OPEC and its allies are expected to agree on the terms of price-boosting output cuts, despite pressure from President Donald Trump to reduce the cost of crude.
The influential oil cartel is meeting at its headquarters in Vienna, Austria on Thursday with the aim of reaching an accord over production levels for the next six months. The 15-member organization will then hold talks with allied non-OPEC partners on Friday, with markets widely-expecting the energy alliance to announce steep output reductions from January.
The much-anticipated meeting comes at a time when the oil market is near the bottom of its worst price plunge since the 2008 financial crisis. Oil prices have crashed around 30 percent over the last two months, ratcheting up the pressure on budgets in oil-exporting countries.
Who wants what?
OPEC kingpin Saudi Arabia has been leading calls for the group to trim output, amid surging supply and fears that an economic slowdown will erode fuel demand.
The oil-rich kingdom has previously indicated it wants the group to curb output by at least 1.3 million barrels per day.
However, Saudi Arabia’s Energy Minister Khalid al-Falih told reporters Thursday morning that an output cut of 1 million barrels per day would be sufficient for OPEC and its allied producers. That prompted international benchmark Brent crude and U.S. West Texas Intermediate (WTI) to fall more than 4 percent, as energy market participants feared the energy alliance would only manage to impose measures at the bottom end of expectations.
Brent was trading at $58.98 a barrel at around 10:30 a.m. London time, while WTI stood at $50.71.
Ahead of the meeting, the likely outcome was OPEC and non-OPEC members would agree to a supply cut of around 1 million to 1.4 million barrels per day. As always though, the hard part for the energy alliance is not figuring out a number, but rather how the group divvies up the cuts.
Russia has appeared reluctant to sign off on a reversal in production strategy. The non-OPEC heavyweight has warned the energy alliance must tread carefully this week to ensure it does not change course by 180 degrees whenever it meets.
On Thursday morning, OPEC was thought to be waiting on Russia before deciding the exact level of production cuts. Five unnamed delegates told Reuters ahead of the meeting that the group’s preferred level of supply cuts would effectively be conditional on Moscow’s contribution.
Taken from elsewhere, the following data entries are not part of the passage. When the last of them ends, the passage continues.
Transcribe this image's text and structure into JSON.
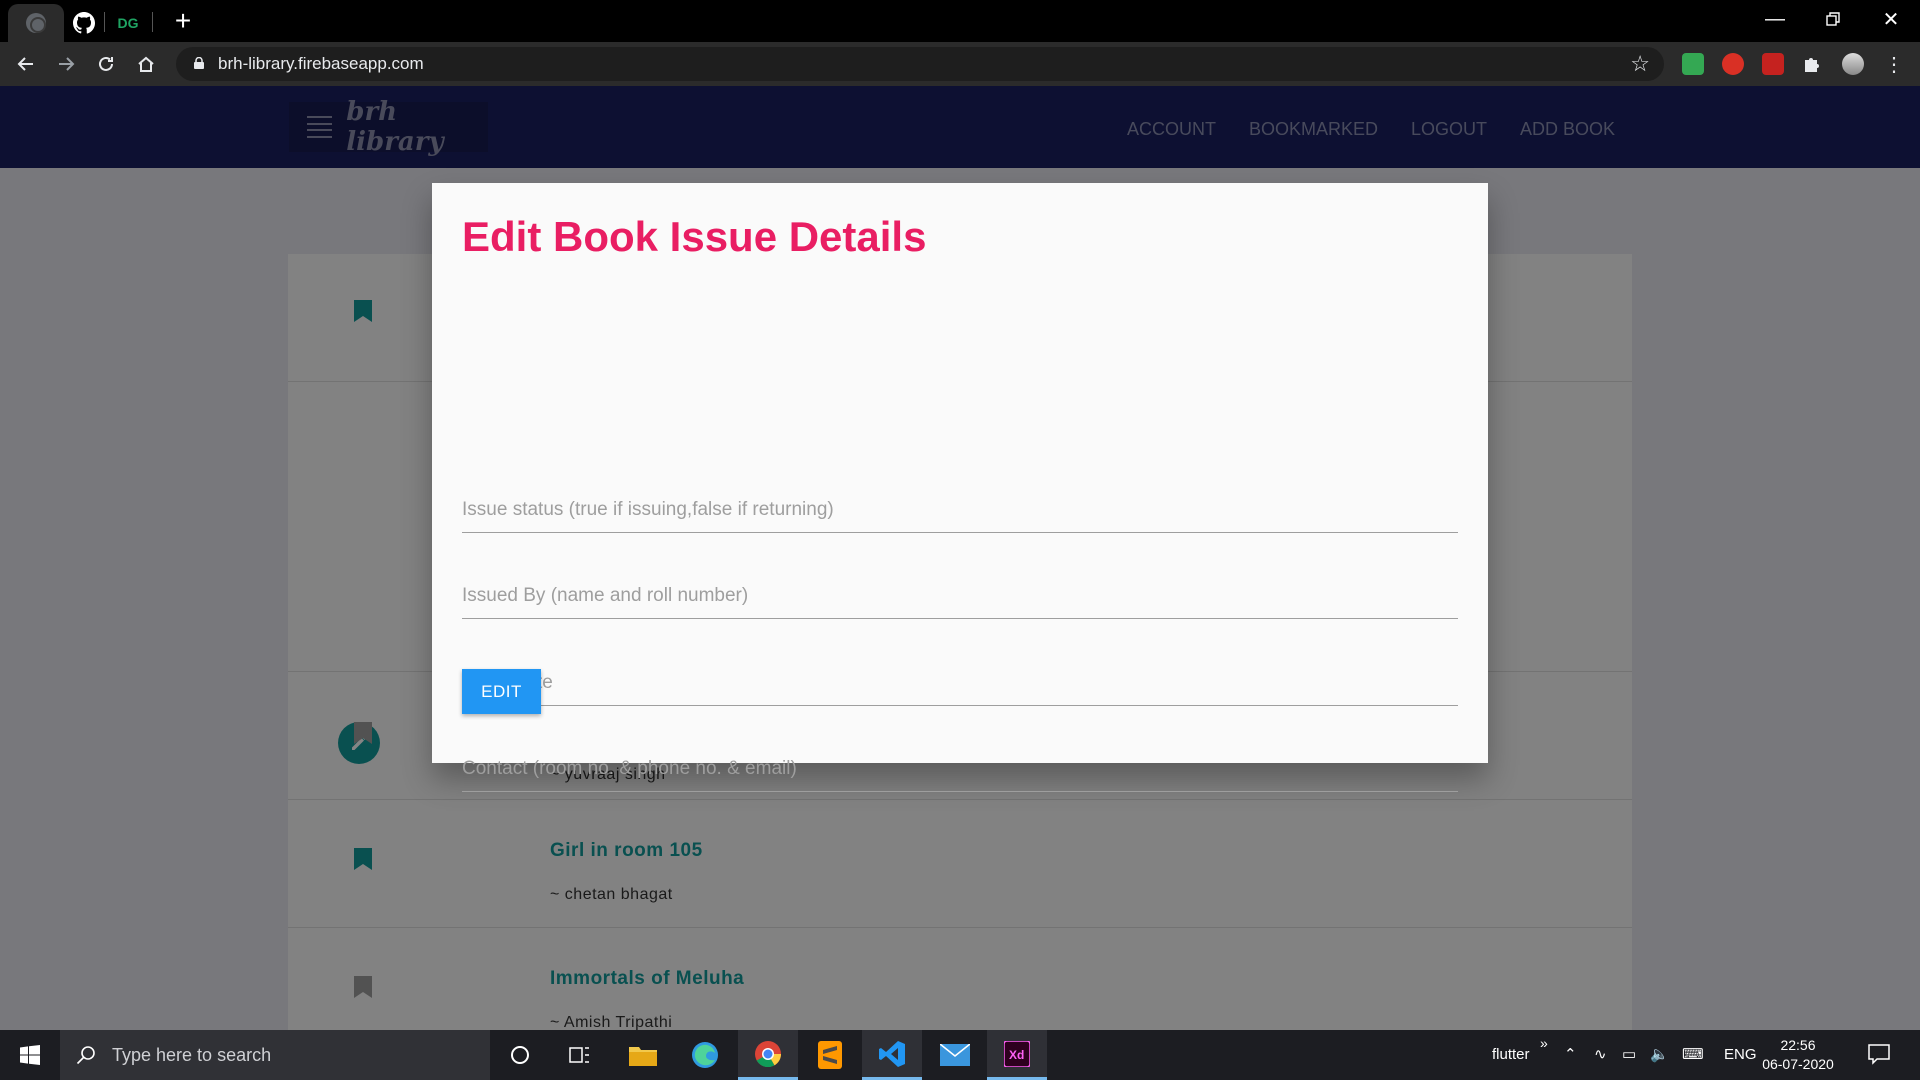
{
  "browser": {
    "tab_dg_label": "DG",
    "url": "brh-library.firebaseapp.com"
  },
  "app": {
    "brand": "brh library",
    "nav": [
      "ACCOUNT",
      "BOOKMARKED",
      "LOGOUT",
      "ADD BOOK"
    ]
  },
  "books": [
    {
      "title": "",
      "author": "~ yuvraaj singh"
    },
    {
      "title": "Girl in room 105",
      "author": "~ chetan bhagat"
    },
    {
      "title": "Immortals of Meluha",
      "author": "~ Amish Tripathi"
    }
  ],
  "modal": {
    "title": "Edit Book Issue Details",
    "fields": [
      {
        "placeholder": "Issue status (true if issuing,false if returning)",
        "value": ""
      },
      {
        "placeholder": "Issued By (name and roll number)",
        "value": ""
      },
      {
        "placeholder": "Issue Date",
        "value": ""
      },
      {
        "placeholder": "Contact (room no. & phone no. & email)",
        "value": ""
      }
    ],
    "submit_label": "EDIT"
  },
  "taskbar": {
    "search_placeholder": "Type here to search",
    "flutter_label": "flutter",
    "language": "ENG",
    "time": "22:56",
    "date": "06-07-2020"
  },
  "colors": {
    "appbar": "#1a2060",
    "title_accent": "#e91e63",
    "book_title": "#139a9a",
    "button": "#2196f3"
  }
}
Trump urges OPEC to leave oil flows ‘as is’
OPEC began managing crude supply in partnership with Russia and several other nations last year in order to end a punishing downturn in oil prices.
The Middle East-dominated group produces around 40 percent of the world’s oil and has a long history of adjusting production to guide the energy market.
The energy alliance’s policy of capping output has drawn particular ire from Trump.
“Hopefully OPEC will be keeping oil flows as is, not restricted. The world does not want to see, or need, higher oil prices!” Trump said in a tweet on Wednesday.
The U.S. president is publicly in favor of low fuel prices and has urged Saudi Arabia to drive crude futures even lower at OPEC’s final meeting of the calendar year.
OPEC’s de facto leader Saudi Arabia comes into the meeting badly bruised by revelations that agents of the kingdom murdered Washington Post columnist and U.S. resident Jamal Khashoggi in October.
Trump is standing by his allies in Riyadh, but he’s made it clear he wants the Saudis to keep a lid on oil prices.